-- RECORD EXTRACTS follows --

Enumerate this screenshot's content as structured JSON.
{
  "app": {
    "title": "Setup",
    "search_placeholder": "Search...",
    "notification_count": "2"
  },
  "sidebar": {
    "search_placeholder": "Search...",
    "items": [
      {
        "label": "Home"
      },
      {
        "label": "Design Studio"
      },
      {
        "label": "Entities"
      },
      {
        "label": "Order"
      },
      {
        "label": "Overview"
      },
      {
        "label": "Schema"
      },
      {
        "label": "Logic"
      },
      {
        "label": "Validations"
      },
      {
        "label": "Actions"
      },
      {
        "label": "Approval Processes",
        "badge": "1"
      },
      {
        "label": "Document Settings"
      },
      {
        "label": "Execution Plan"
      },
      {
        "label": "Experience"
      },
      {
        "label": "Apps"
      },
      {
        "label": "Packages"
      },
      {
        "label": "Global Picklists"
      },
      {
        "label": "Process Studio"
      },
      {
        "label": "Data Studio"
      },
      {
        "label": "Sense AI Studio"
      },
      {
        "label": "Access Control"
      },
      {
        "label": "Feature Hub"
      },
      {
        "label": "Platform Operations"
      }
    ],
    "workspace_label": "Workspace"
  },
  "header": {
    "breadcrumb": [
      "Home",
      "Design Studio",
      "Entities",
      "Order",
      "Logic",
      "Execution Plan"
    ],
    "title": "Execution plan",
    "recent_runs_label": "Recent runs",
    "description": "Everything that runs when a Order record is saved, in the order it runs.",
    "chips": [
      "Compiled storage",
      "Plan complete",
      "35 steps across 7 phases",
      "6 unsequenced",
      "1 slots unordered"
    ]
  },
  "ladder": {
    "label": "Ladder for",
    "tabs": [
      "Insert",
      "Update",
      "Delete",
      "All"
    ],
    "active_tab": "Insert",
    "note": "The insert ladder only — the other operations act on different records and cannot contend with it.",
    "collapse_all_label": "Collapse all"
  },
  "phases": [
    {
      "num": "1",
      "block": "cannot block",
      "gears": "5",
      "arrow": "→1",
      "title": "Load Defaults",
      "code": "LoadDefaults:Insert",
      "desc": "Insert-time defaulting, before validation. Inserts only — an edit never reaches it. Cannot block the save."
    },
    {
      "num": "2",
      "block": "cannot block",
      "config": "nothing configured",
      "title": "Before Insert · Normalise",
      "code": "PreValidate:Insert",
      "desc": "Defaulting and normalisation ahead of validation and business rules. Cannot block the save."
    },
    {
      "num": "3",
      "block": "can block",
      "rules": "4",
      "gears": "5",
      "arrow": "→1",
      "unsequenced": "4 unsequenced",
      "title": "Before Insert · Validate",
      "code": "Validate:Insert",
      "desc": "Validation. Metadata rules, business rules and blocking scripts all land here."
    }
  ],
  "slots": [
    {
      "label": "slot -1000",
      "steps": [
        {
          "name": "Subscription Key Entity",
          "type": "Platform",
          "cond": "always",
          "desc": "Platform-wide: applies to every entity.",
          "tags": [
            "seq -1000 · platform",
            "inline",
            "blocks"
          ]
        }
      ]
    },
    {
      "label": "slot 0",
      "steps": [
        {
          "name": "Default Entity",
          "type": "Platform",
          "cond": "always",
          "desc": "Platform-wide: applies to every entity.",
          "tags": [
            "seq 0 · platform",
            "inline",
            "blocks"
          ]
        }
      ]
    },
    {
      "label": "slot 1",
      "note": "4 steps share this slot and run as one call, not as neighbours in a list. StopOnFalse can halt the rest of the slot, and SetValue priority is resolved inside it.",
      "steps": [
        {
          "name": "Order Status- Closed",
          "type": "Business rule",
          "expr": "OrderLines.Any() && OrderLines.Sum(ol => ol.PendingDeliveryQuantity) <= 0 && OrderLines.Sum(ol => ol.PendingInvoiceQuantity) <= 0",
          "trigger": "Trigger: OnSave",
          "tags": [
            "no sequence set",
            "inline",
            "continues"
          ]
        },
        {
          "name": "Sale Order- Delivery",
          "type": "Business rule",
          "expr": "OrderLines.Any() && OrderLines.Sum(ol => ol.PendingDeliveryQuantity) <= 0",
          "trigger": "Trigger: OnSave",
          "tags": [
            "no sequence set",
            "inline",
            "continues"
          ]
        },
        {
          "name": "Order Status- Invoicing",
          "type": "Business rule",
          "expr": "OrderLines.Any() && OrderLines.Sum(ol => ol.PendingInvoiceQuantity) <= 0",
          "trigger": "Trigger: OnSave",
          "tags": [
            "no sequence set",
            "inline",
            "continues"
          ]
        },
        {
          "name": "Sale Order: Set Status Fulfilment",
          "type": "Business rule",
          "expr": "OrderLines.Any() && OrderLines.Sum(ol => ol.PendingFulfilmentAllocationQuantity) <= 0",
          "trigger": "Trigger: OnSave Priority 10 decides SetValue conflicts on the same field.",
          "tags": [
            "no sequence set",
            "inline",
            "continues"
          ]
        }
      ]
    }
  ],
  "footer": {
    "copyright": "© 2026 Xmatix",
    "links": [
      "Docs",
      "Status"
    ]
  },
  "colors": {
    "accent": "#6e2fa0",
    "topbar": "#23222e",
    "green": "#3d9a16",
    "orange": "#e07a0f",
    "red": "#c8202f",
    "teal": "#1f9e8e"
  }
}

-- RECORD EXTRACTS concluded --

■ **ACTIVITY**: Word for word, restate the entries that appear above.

■ **PROBLEM SOLUTION**:
Enumerate this screenshot's content as structured JSON.
{
  "app": {
    "title": "Setup",
    "search_placeholder": "Search...",
    "notification_count": "2"
  },
  "sidebar": {
    "search_placeholder": "Search...",
    "items": [
      {
        "label": "Home"
      },
      {
        "label": "Design Studio"
      },
      {
        "label": "Entities"
      },
      {
        "label": "Order"
      },
      {
        "label": "Overview"
      },
      {
        "label": "Schema"
      },
      {
        "label": "Logic"
      },
      {
        "label": "Validations"
      },
      {
        "label": "Actions"
      },
      {
        "label": "Approval Processes",
        "badge": "1"
      },
      {
        "label": "Document Settings"
      },
      {
        "label": "Execution Plan"
      },
      {
        "label": "Experience"
      },
      {
        "label": "Apps"
      },
      {
        "label": "Packages"
      },
      {
        "label": "Global Picklists"
      },
      {
        "label": "Process Studio"
      },
      {
        "label": "Data Studio"
      },
      {
        "label": "Sense AI Studio"
      },
      {
        "label": "Access Control"
      },
      {
        "label": "Feature Hub"
      },
      {
        "label": "Platform Operations"
      }
    ],
    "workspace_label": "Workspace"
  },
  "header": {
    "breadcrumb": [
      "Home",
      "Design Studio",
      "Entities",
      "Order",
      "Logic",
      "Execution Plan"
    ],
    "title": "Execution plan",
    "recent_runs_label": "Recent runs",
    "description": "Everything that runs when a Order record is saved, in the order it runs.",
    "chips": [
      "Compiled storage",
      "Plan complete",
      "35 steps across 7 phases",
      "6 unsequenced",
      "1 slots unordered"
    ]
  },
  "ladder": {
    "label": "Ladder for",
    "tabs": [
      "Insert",
      "Update",
      "Delete",
      "All"
    ],
    "active_tab": "Insert",
    "note": "The insert ladder only — the other operations act on different records and cannot contend with it.",
    "collapse_all_label": "Collapse all"
  },
  "phases": [
    {
      "num": "1",
      "block": "cannot block",
      "gears": "5",
      "arrow": "→1",
      "title": "Load Defaults",
      "code": "LoadDefaults:Insert",
      "desc": "Insert-time defaulting, before validation. Inserts only — an edit never reaches it. Cannot block the save."
    },
    {
      "num": "2",
      "block": "cannot block",
      "config": "nothing configured",
      "title": "Before Insert · Normalise",
      "code": "PreValidate:Insert",
      "desc": "Defaulting and normalisation ahead of validation and business rules. Cannot block the save."
    },
    {
      "num": "3",
      "block": "can block",
      "rules": "4",
      "gears": "5",
      "arrow": "→1",
      "unsequenced": "4 unsequenced",
      "title": "Before Insert · Validate",
      "code": "Validate:Insert",
      "desc": "Validation. Metadata rules, business rules and blocking scripts all land here."
    }
  ],
  "slots": [
    {
      "label": "slot -1000",
      "steps": [
        {
          "name": "Subscription Key Entity",
          "type": "Platform",
          "cond": "always",
          "desc": "Platform-wide: applies to every entity.",
          "tags": [
            "seq -1000 · platform",
            "inline",
            "blocks"
          ]
        }
      ]
    },
    {
      "label": "slot 0",
      "steps": [
        {
          "name": "Default Entity",
          "type": "Platform",
          "cond": "always",
          "desc": "Platform-wide: applies to every entity.",
          "tags": [
            "seq 0 · platform",
            "inline",
            "blocks"
          ]
        }
      ]
    },
    {
      "label": "slot 1",
      "note": "4 steps share this slot and run as one call, not as neighbours in a list. StopOnFalse can halt the rest of the slot, and SetValue priority is resolved inside it.",
      "steps": [
        {
          "name": "Order Status- Closed",
          "type": "Business rule",
          "expr": "OrderLines.Any() && OrderLines.Sum(ol => ol.PendingDeliveryQuantity) <= 0 && OrderLines.Sum(ol => ol.PendingInvoiceQuantity) <= 0",
          "trigger": "Trigger: OnSave",
          "tags": [
            "no sequence set",
            "inline",
            "continues"
          ]
        },
        {
          "name": "Sale Order- Delivery",
          "type": "Business rule",
          "expr": "OrderLines.Any() && OrderLines.Sum(ol => ol.PendingDeliveryQuantity) <= 0",
          "trigger": "Trigger: OnSave",
          "tags": [
            "no sequence set",
            "inline",
            "continues"
          ]
        },
        {
          "name": "Order Status- Invoicing",
          "type": "Business rule",
          "expr": "OrderLines.Any() && OrderLines.Sum(ol => ol.PendingInvoiceQuantity) <= 0",
          "trigger": "Trigger: OnSave",
          "tags": [
            "no sequence set",
            "inline",
            "continues"
          ]
        },
        {
          "name": "Sale Order: Set Status Fulfilment",
          "type": "Business rule",
          "expr": "OrderLines.Any() && OrderLines.Sum(ol => ol.PendingFulfilmentAllocationQuantity) <= 0",
          "trigger": "Trigger: OnSave Priority 10 decides SetValue conflicts on the same field.",
          "tags": [
            "no sequence set",
            "inline",
            "continues"
          ]
        }
      ]
    }
  ],
  "footer": {
    "copyright": "© 2026 Xmatix",
    "links": [
      "Docs",
      "Status"
    ]
  },
  "colors": {
    "accent": "#6e2fa0",
    "topbar": "#23222e",
    "green": "#3d9a16",
    "orange": "#e07a0f",
    "red": "#c8202f",
    "teal": "#1f9e8e"
  }
}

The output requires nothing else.